But the White House counterproposal represents a key signal from Biden that he isn’t willing to jettison key elements of his infrastructure and jobs plan — something Republicans have viewed as essential to any deal.
Biden has suggested he is open to a corporate income tax rate between 25% and 28% to pay for his sweeping proposal. The corporate rate, which is currently 21%, had been as high as 35% before former President Donald Trump and congressional Republicans cut taxes in 2017.
But the tax hike, which would not affect those making $400,000 or less, has been met by fierce opposition by Republican lawmakers.

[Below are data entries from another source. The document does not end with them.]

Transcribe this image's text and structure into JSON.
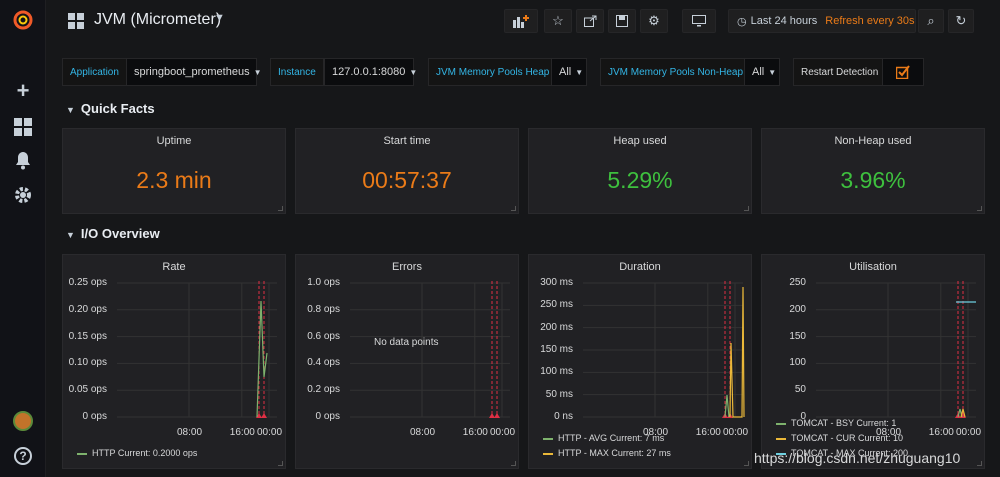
{
  "dashboard": {
    "title": "JVM (Micrometer)"
  },
  "timepicker": {
    "range": "Last 24 hours",
    "refresh": "Refresh every 30s"
  },
  "variables": [
    {
      "label": "Application",
      "value": "springboot_prometheus"
    },
    {
      "label": "Instance",
      "value": "127.0.0.1:8080"
    },
    {
      "label": "JVM Memory Pools Heap",
      "value": "All"
    },
    {
      "label": "JVM Memory Pools Non-Heap",
      "value": "All"
    },
    {
      "label": "Restart Detection"
    }
  ],
  "rows": [
    {
      "title": "Quick Facts"
    },
    {
      "title": "I/O Overview"
    }
  ],
  "stats": [
    {
      "title": "Uptime",
      "value": "2.3 min",
      "color": "#eb7b18"
    },
    {
      "title": "Start time",
      "value": "00:57:37",
      "color": "#eb7b18"
    },
    {
      "title": "Heap used",
      "value": "5.29%",
      "color": "#3ec03e"
    },
    {
      "title": "Non-Heap used",
      "value": "3.96%",
      "color": "#3ec03e"
    }
  ],
  "chart_data": [
    {
      "type": "line",
      "title": "Rate",
      "y_ticks": [
        "0.25 ops",
        "0.20 ops",
        "0.15 ops",
        "0.10 ops",
        "0.05 ops",
        "0 ops"
      ],
      "x_ticks": [
        "08:00",
        "16:00",
        "00:00"
      ],
      "ylim": [
        0,
        0.25
      ],
      "series": [
        {
          "name": "HTTP",
          "current": "Current: 0.2000 ops",
          "color": "#7eb26d"
        }
      ]
    },
    {
      "type": "line",
      "title": "Errors",
      "y_ticks": [
        "1.0 ops",
        "0.8 ops",
        "0.6 ops",
        "0.4 ops",
        "0.2 ops",
        "0 ops"
      ],
      "x_ticks": [
        "08:00",
        "16:00",
        "00:00"
      ],
      "ylim": [
        0,
        1.0
      ],
      "no_data": "No data points",
      "series": []
    },
    {
      "type": "line",
      "title": "Duration",
      "y_ticks": [
        "300 ms",
        "250 ms",
        "200 ms",
        "150 ms",
        "100 ms",
        "50 ms",
        "0 ns"
      ],
      "x_ticks": [
        "08:00",
        "16:00",
        "00:00"
      ],
      "ylim": [
        0,
        300
      ],
      "series": [
        {
          "name": "HTTP - AVG",
          "current": "Current: 7 ms",
          "color": "#7eb26d"
        },
        {
          "name": "HTTP - MAX",
          "current": "Current: 27 ms",
          "color": "#eab839"
        }
      ]
    },
    {
      "type": "line",
      "title": "Utilisation",
      "y_ticks": [
        "250",
        "200",
        "150",
        "100",
        "50",
        "0"
      ],
      "x_ticks": [
        "08:00",
        "16:00",
        "00:00"
      ],
      "ylim": [
        0,
        250
      ],
      "series": [
        {
          "name": "TOMCAT - BSY",
          "current": "Current: 1",
          "color": "#7eb26d"
        },
        {
          "name": "TOMCAT - CUR",
          "current": "Current: 10",
          "color": "#eab839"
        },
        {
          "name": "TOMCAT - MAX",
          "current": "Current: 200",
          "color": "#6ed0e0"
        }
      ]
    }
  ],
  "watermark": "https://blog.csdn.net/zhuguang10"
}
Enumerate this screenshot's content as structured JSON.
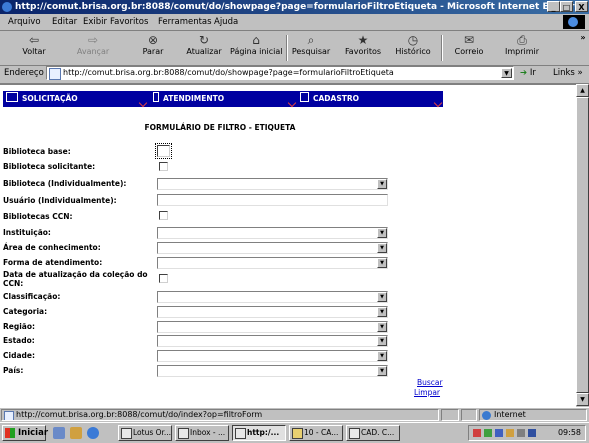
{
  "window": {
    "title": "http://comut.brisa.org.br:8088/comut/do/showpage?page=formularioFiltroEtiqueta - Microsoft Internet Explorer",
    "minimize": "_",
    "maximize": "□",
    "close": "X"
  },
  "menu": [
    "Arquivo",
    "Editar",
    "Exibir",
    "Favoritos",
    "Ferramentas",
    "Ajuda"
  ],
  "toolbar": {
    "back": "Voltar",
    "forward": "Avançar",
    "stop": "Parar",
    "refresh": "Atualizar",
    "home": "Página inicial",
    "search": "Pesquisar",
    "favorites": "Favoritos",
    "history": "Histórico",
    "mail": "Correio",
    "print": "Imprimir",
    "more": "»"
  },
  "address": {
    "label": "Endereço",
    "url": "http://comut.brisa.org.br:8088/comut/do/showpage?page=formularioFiltroEtiqueta",
    "go": "Ir",
    "links": "Links »"
  },
  "nav": {
    "tab1": "SOLICITAÇÃO",
    "tab2": "ATENDIMENTO",
    "tab3": "CADASTRO"
  },
  "form": {
    "title": "FORMULÁRIO DE FILTRO - ETIQUETA",
    "biblioteca_base": "Biblioteca base:",
    "biblioteca_solicitante": "Biblioteca solicitante:",
    "biblioteca_individual": "Biblioteca (Individualmente):",
    "usuario_individual": "Usuário (Individualmente):",
    "bibliotecas_ccn": "Bibliotecas CCN:",
    "instituicao": "Instituição:",
    "area_conhecimento": "Área de conhecimento:",
    "forma_atendimento": "Forma de atendimento:",
    "data_atualizacao": "Data de atualização da coleção do CCN:",
    "classificacao": "Classificação:",
    "categoria": "Categoria:",
    "regiao": "Região:",
    "estado": "Estado:",
    "cidade": "Cidade:",
    "pais": "País:",
    "buscar": "Buscar",
    "limpar": "Limpar"
  },
  "status": {
    "text": "http://comut.brisa.org.br:8088/comut/do/index?op=filtroForm",
    "zone": "Internet"
  },
  "taskbar": {
    "start": "Iniciar",
    "tasks": [
      "Lotus Or...",
      "Inbox - ...",
      "http:/...",
      "10 - CA...",
      "CAD. C..."
    ],
    "clock": "09:58"
  }
}
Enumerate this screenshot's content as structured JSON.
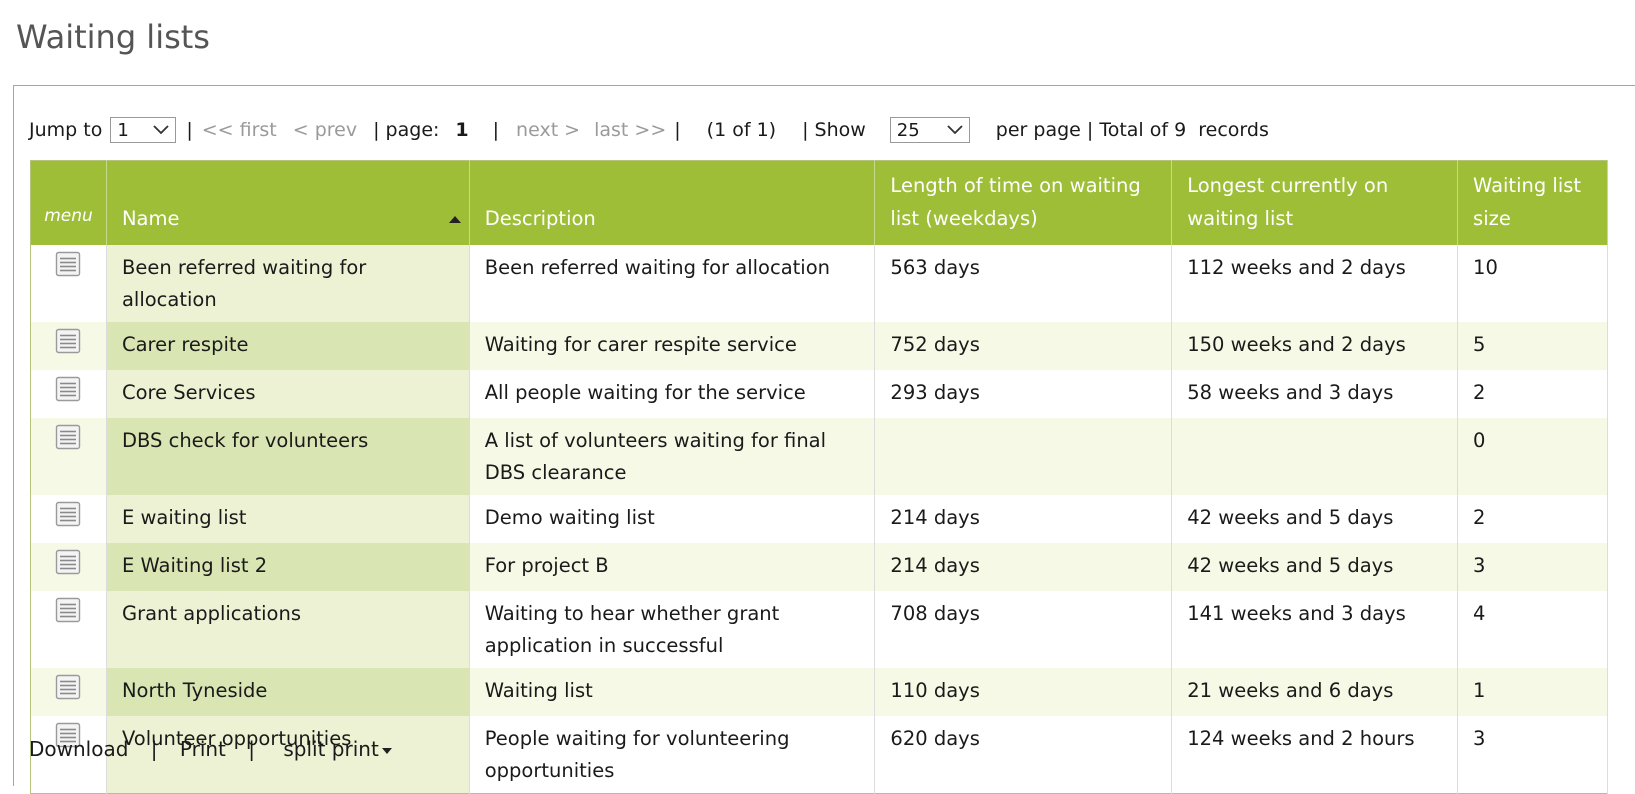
{
  "page": {
    "title": "Waiting lists"
  },
  "pager": {
    "jump_to_label": "Jump to",
    "jump_value": "1",
    "sep": "|",
    "first": "<< first",
    "prev": "< prev",
    "page_label": "| page:",
    "page_number": "1",
    "next": "next >",
    "last": "last >>",
    "range": "(1 of 1)",
    "show_label": "| Show",
    "per_page_value": "25",
    "per_page_label": "per page | Total of 9  records"
  },
  "table": {
    "headers": {
      "menu": "menu",
      "name": "Name",
      "description": "Description",
      "length_line1": "Length of time on waiting",
      "length_line2": "list (weekdays)",
      "longest_line1": "Longest currently on",
      "longest_line2": "waiting list",
      "size_line1": "Waiting list",
      "size_line2": "size"
    },
    "rows": [
      {
        "name": "Been referred waiting for allocation",
        "description": "Been referred waiting for allocation",
        "length": "563 days",
        "longest": "112 weeks and 2 days",
        "size": "10"
      },
      {
        "name": "Carer respite",
        "description": "Waiting for carer respite service",
        "length": "752 days",
        "longest": "150 weeks and 2 days",
        "size": "5"
      },
      {
        "name": "Core Services",
        "description": "All people waiting for the service",
        "length": "293 days",
        "longest": "58 weeks and 3 days",
        "size": "2"
      },
      {
        "name": "DBS check for volunteers",
        "description": "A list of volunteers waiting for final DBS clearance",
        "length": "",
        "longest": "",
        "size": "0"
      },
      {
        "name": "E waiting list",
        "description": "Demo waiting list",
        "length": "214 days",
        "longest": "42 weeks and 5 days",
        "size": "2"
      },
      {
        "name": "E Waiting list 2",
        "description": "For project B",
        "length": "214 days",
        "longest": "42 weeks and 5 days",
        "size": "3"
      },
      {
        "name": "Grant applications",
        "description": "Waiting to hear whether grant application in successful",
        "length": "708 days",
        "longest": "141 weeks and 3 days",
        "size": "4"
      },
      {
        "name": "North Tyneside",
        "description": "Waiting list",
        "length": "110 days",
        "longest": "21 weeks and 6 days",
        "size": "1"
      },
      {
        "name": "Volunteer opportunities",
        "description": "People waiting for volunteering opportunities",
        "length": "620 days",
        "longest": "124 weeks and 2 hours",
        "size": "3"
      }
    ]
  },
  "footer": {
    "download": "Download",
    "print": "Print",
    "split_print": "split print",
    "sep": "|"
  },
  "icons": {
    "row_menu": "list-menu-icon",
    "sort": "sort-ascending-icon",
    "dropdown": "chevron-down-icon"
  },
  "colors": {
    "header_bg": "#9fbe38",
    "name_col_odd": "#ecf2d3",
    "name_col_even": "#d9e5b3",
    "row_even": "#f6f9e6"
  }
}
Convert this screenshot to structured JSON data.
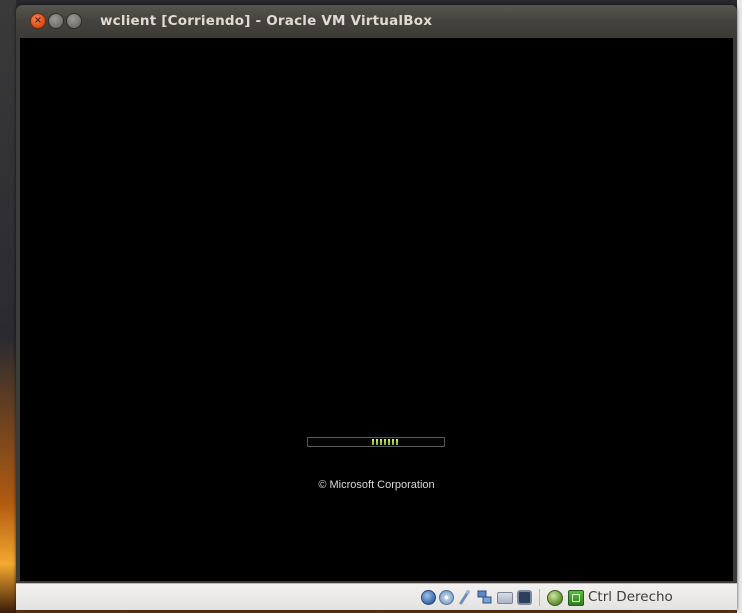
{
  "window": {
    "title": "wclient [Corriendo] - Oracle VM VirtualBox",
    "close_glyph": "×",
    "min_glyph": "–",
    "max_glyph": "□"
  },
  "vm_screen": {
    "background": "#000000",
    "boot_progress": {
      "style": "indeterminate marquee",
      "accent": "#9bd13a"
    },
    "copyright": "© Microsoft Corporation"
  },
  "status_bar": {
    "icons": [
      "hard-disk-icon",
      "optical-drive-icon",
      "usb-icon",
      "network-icon",
      "shared-folders-icon",
      "display-icon",
      "mouse-capture-icon",
      "host-key-icon"
    ],
    "host_key_label": "Ctrl Derecho"
  }
}
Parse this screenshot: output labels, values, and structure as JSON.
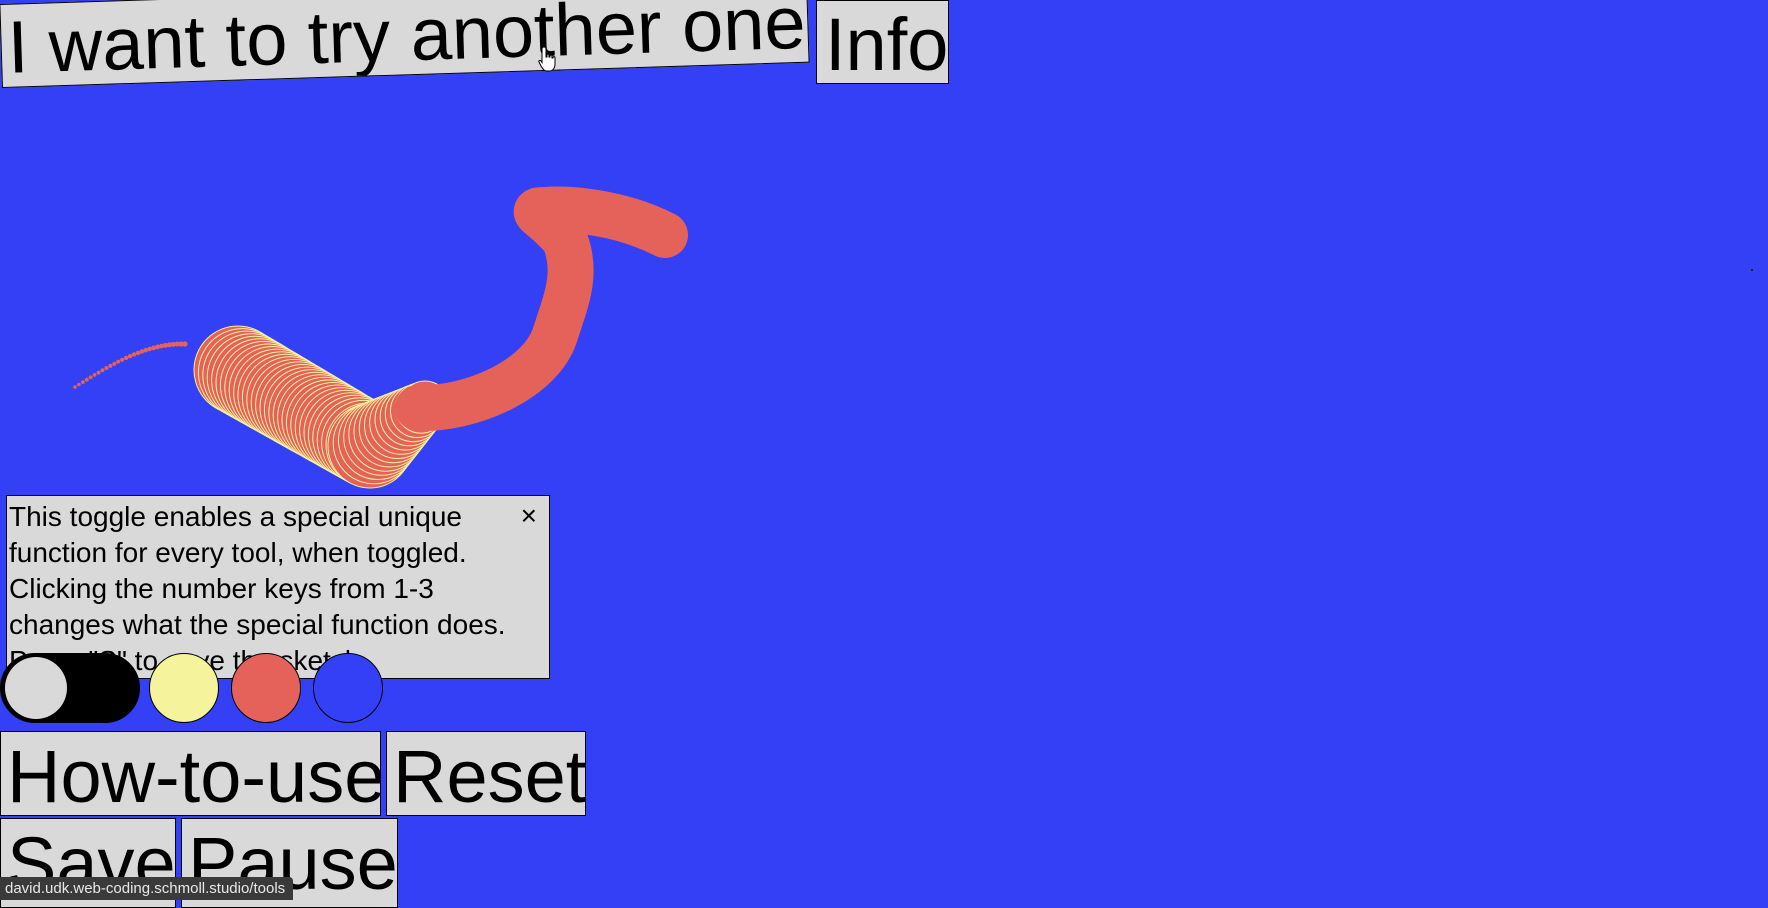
{
  "buttons": {
    "try_another": "I want to try another one!",
    "info": "Info",
    "how_to_use": "How-to-use",
    "reset": "Reset",
    "save": "Save",
    "pause": "Pause"
  },
  "tooltip": {
    "text": "This toggle enables a special unique function for every tool, when toggled. Clicking the number keys from 1-3 changes what the special function does. Press \"S\" to save the sketch.",
    "close": "×"
  },
  "palette": {
    "toggle_on": true,
    "colors": [
      "#f5f39c",
      "#e4625a",
      "#3440f6"
    ]
  },
  "colors": {
    "background": "#3440f6",
    "button": "#d9d9d9",
    "stroke": "#e4625a",
    "highlight": "#f5f39c"
  },
  "status_bar": {
    "url": "david.udk.web-coding.schmoll.studio/tools"
  },
  "icons": {
    "cursor": "hand-pointer-icon",
    "close": "close-icon"
  }
}
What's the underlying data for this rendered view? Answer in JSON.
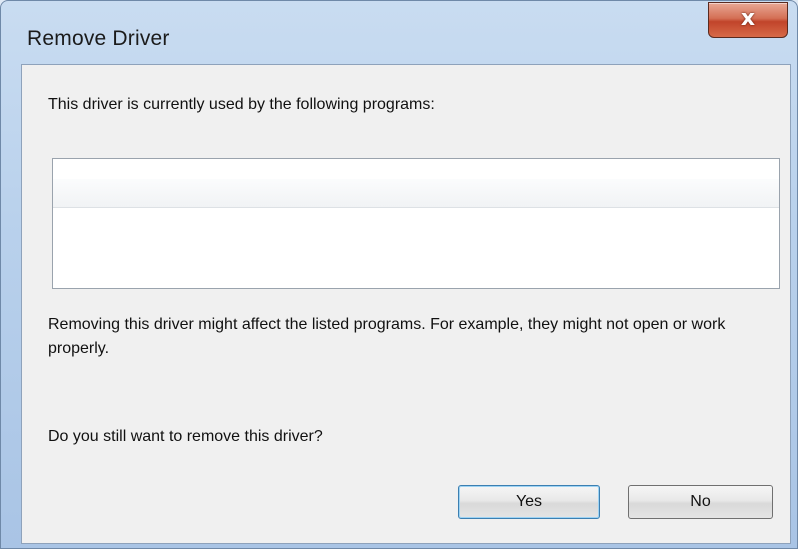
{
  "window": {
    "title": "Remove Driver",
    "close_glyph": "x",
    "close_icon": "close-icon"
  },
  "dialog": {
    "message_top": "This driver is currently used by the following programs:",
    "programs": [],
    "message_warning": "Removing this driver might affect the listed programs. For example, they might not open or work properly.",
    "question": "Do you still want to remove this driver?"
  },
  "buttons": {
    "yes_label": "Yes",
    "no_label": "No"
  },
  "colors": {
    "close_button": "#c1442a",
    "default_button_border": "#3c7fb1",
    "frame": "#b9d1ec"
  }
}
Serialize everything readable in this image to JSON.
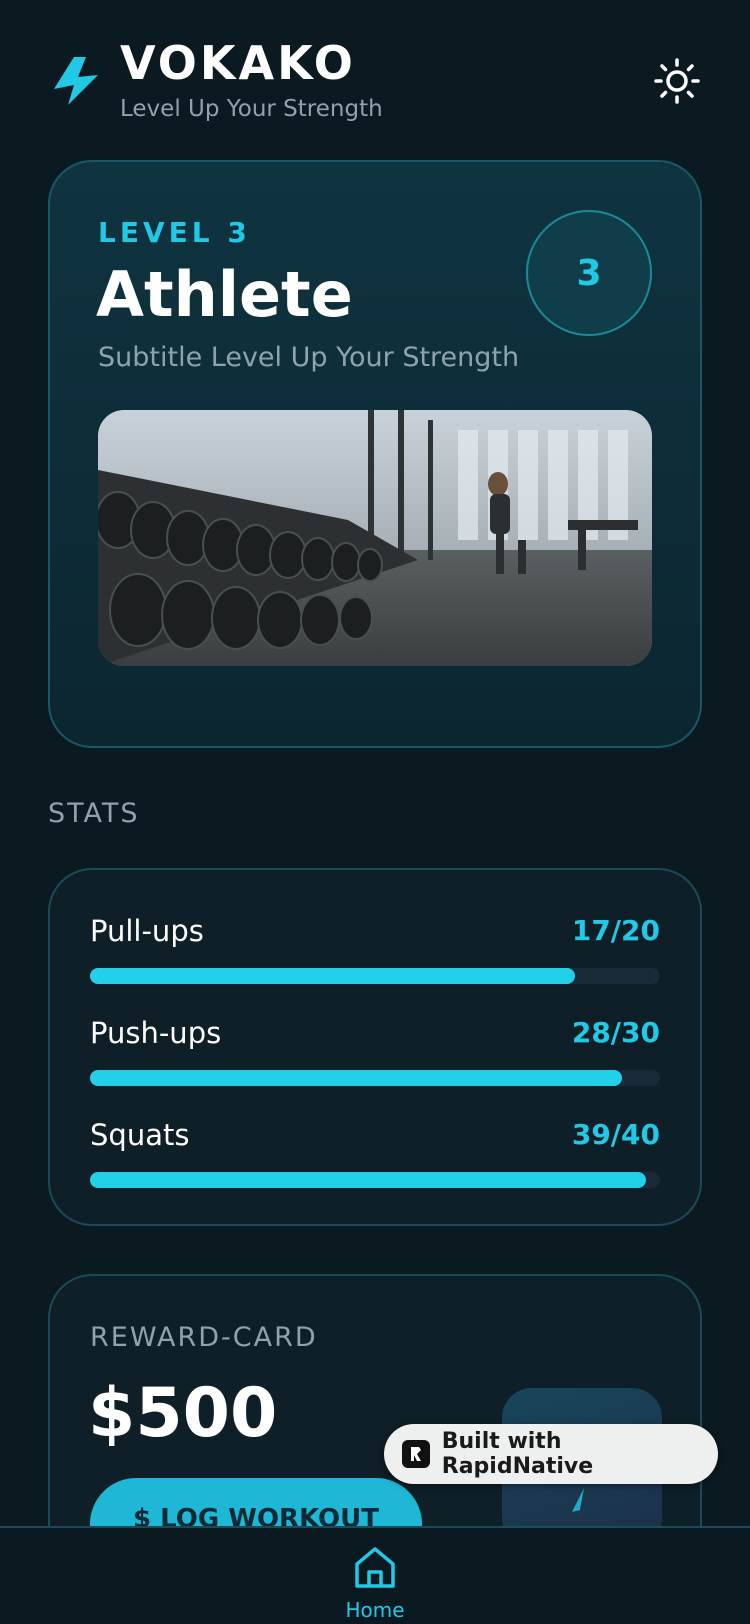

Senate Minority Leader Mitch McConnell and House Minority Leader Kevin McCarthy told reporters earlier this month that they told the President they’re not willing to budge on the 2017 tax cuts signed into law by Trump, calling the issue the GOP’s “red line.”
Psaki said Friday the counterproposal reflects the White House’s view that the Republican offer excluded key components that they consider critical to rebuilding the nation’s infrastructure.
“The counteroffer also reflects our view that the Republican offer excludes entirely some proposals that are key to our competitiveness, key to investments in clean energy and industries of the future and rebuilding our workforce, including critical investments in our power sector, building and construction, workforce training, veterans hospital construction, and the care economy,” White House press secretary Jen Psaki told reporters Friday.
Psaki continued: “So we push for increased funding levels for critical transportation infrastructure like rail, especially considering China’s level of investment in such projects, as well as the elimination of lead pipes that poisoned drinking water and resilience projects as extreme weather events, as we’ve seen around the country, continue to become more common as a result of climate change.”
The counter-offer makes clear Biden’s decision to take a key element of his proposal out of the talks — the research and development, manufacturing and supply chain piece — meant that Republicans needed to open the door to the $400 billion in home care and disability services Biden included in his initial proposal.
“Because the President is taking off the table for purposes of these negotiations a significant category of investment that you have argued is not infrastructure, he believes fairness dictates that you consider investments in areas that he believes are vital but are not currently included in your Roadmap,” the document says.
It also makes clear any Republican counter effort should include tangible increases in spending levels for areas Republicans do agree should be included in the proposal, including money for transit, rail and electric vehicles and the elimination of lead pipes.
Biden’s initial proposal would have invested $100 billion in order to give every American access to affordable, reliable and high-speed broadband. The proposal would build a high-speed broadband infrastructure in order to reach 100% coverage across the nation and would aim to promote transparency and competition among internet providers.
This story has been updated with additional reporting Saturday.